On Wednesday, Facebook tinkered with the most popular social network in the world, to the usual grumbles, mumbles and outrage.
On Thursday, Facebook revamped the heart of its product – the profile page.
What will 750 million users have to say now?
During its fourth annual F8 Developer's Conference in San Francisco, Facebook CEO Mark Zuckerberg wowed the crowd and gave a taste of changes that seek to turn the social media world on its head.
The star of the show was "Timeline," a fundamental re-imagining of what the personal Facebook profile can be.
Timeline acts as a virtual scrapbook of your life, sorting and sifting through updates, photos, videos, activity, among other things, to create a representation of the individual and what the seminal moments in his or her life are. Scrolling backward, therefore, is seemingly endless and goes all the way to back to the person's date of birth.
"We wanted to make timeline a place that you could feel proud to call your home," Zuckerberg said.
Facebook's other significant announcement at F8 revolved around its new "Open Graph" platform for a new class of applications, or "apps."
Spotify and Netflix were featured, too, with their CEO's addressing the crowd about how their products will be integrated with Facebook's new redesign. Nike + was mentioned as well, for people who run often, and cooking apps were also showcased.
The reasons were pretty clear.
Music, movies, running and cooking. These are activities people enjoy and do often – and they were featured to show how Facebook friends will be able to better share what they're doing with each other. These apps will also be integrated into a person's timeline.
Facebook's changes come at an interesting time for social networks.
Twitter continues to grow and has, at times, created more buzz than Facebook. But Facebook continues to dwarf Twitter when it comes to number of users and engagement.
Google launched its new social network, Google+, in June, to rave reviews from technology professionals and social media lovers, many of whom believe it provides an interesting approach to privacy and sharing.
But one of the knocks on Google+ has been that it is a "ghost town."
Many wondered if Facebook would respond by co-opting some of Google's features, remaining silent, or going in a different direction entirely.

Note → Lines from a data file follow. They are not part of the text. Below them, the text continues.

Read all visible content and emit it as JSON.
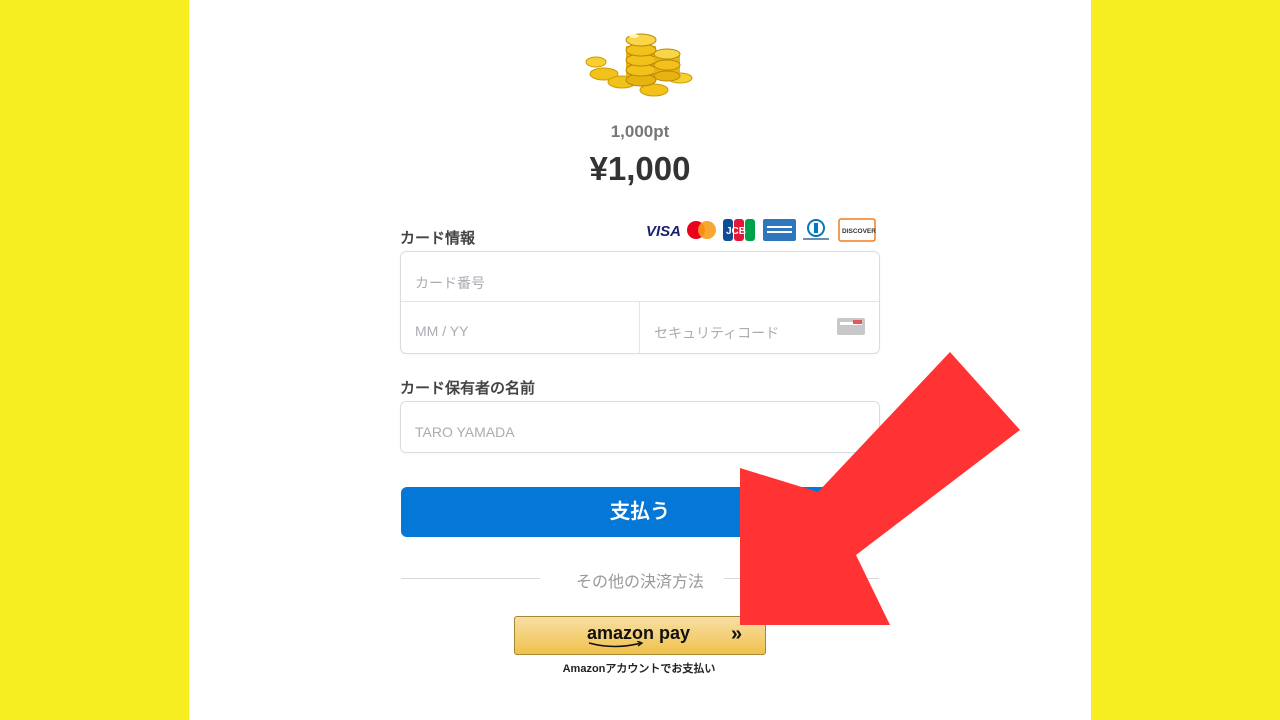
{
  "product": {
    "points": "1,000pt",
    "price": "¥1,000"
  },
  "card_section": {
    "label": "カード情報",
    "brands": [
      "VISA",
      "Mastercard",
      "JCB",
      "American Express",
      "Diners Club",
      "DISCOVER"
    ],
    "visa_text": "VISA",
    "discover_text": "DISCOVER",
    "jcb_text": "JCB",
    "number_placeholder": "カード番号",
    "expiry_placeholder": "MM / YY",
    "cvc_placeholder": "セキュリティコード"
  },
  "holder_section": {
    "label": "カード保有者の名前",
    "name_placeholder": "TARO YAMADA"
  },
  "pay_button": {
    "label": "支払う",
    "color": "#0577d6"
  },
  "other_methods": {
    "label": "その他の決済方法"
  },
  "amazon_pay": {
    "logo_text": "amazon pay",
    "chevron": "»",
    "subtext": "Amazonアカウントでお支払い"
  },
  "colors": {
    "background": "#f7ee22",
    "arrow": "#ff3333"
  },
  "icons": [
    "coins-icon",
    "cvc-card-icon",
    "chevron-right-icon",
    "red-arrow-annotation"
  ]
}
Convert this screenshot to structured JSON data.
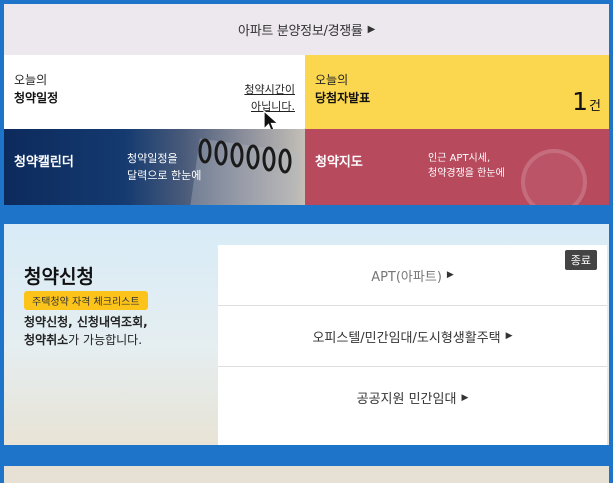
{
  "top_banner": {
    "label": "아파트 분양정보/경쟁률",
    "arrow": "▶"
  },
  "schedule": {
    "title_small": "오늘의",
    "title": "청약일정",
    "notice_line1": "청약시간이",
    "notice_line2": "아닙니다."
  },
  "winners": {
    "title_small": "오늘의",
    "title": "당첨자발표",
    "count": "1",
    "count_unit": "건"
  },
  "calendar": {
    "title": "청약캘린더",
    "desc_line1": "청약일정을",
    "desc_line2": "달력으로 한눈에"
  },
  "map": {
    "title": "청약지도",
    "desc_line1": "인근 APT시세,",
    "desc_line2": "청약경쟁을 한눈에"
  },
  "apply": {
    "title": "청약신청",
    "checklist_label": "주택청약 자격 체크리스트",
    "desc_line1_bold": "청약신청, 신청내역조회,",
    "desc_line2_bold": "청약취소",
    "desc_line2_rest": "가 가능합니다.",
    "closed_badge": "종료",
    "items": [
      {
        "label": "APT(아파트)",
        "arrow": "▶"
      },
      {
        "label": "오피스텔/민간임대/도시형생활주택",
        "arrow": "▶"
      },
      {
        "label": "공공지원 민간임대",
        "arrow": "▶"
      }
    ]
  },
  "colors": {
    "background": "#1e74c8",
    "winner_bg": "#fbd750",
    "calendar_bg": "#0d2a5c",
    "map_bg": "#b84a5e",
    "badge": "#fcc41b"
  }
}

Facebook answered those questions in monumental fashion on Thursday, deciding that social media should be about more than showing aspects of the individual – it should be about telling your life story.
What will users have to say? No one knows for sure.
But it will probably show up on their timeline.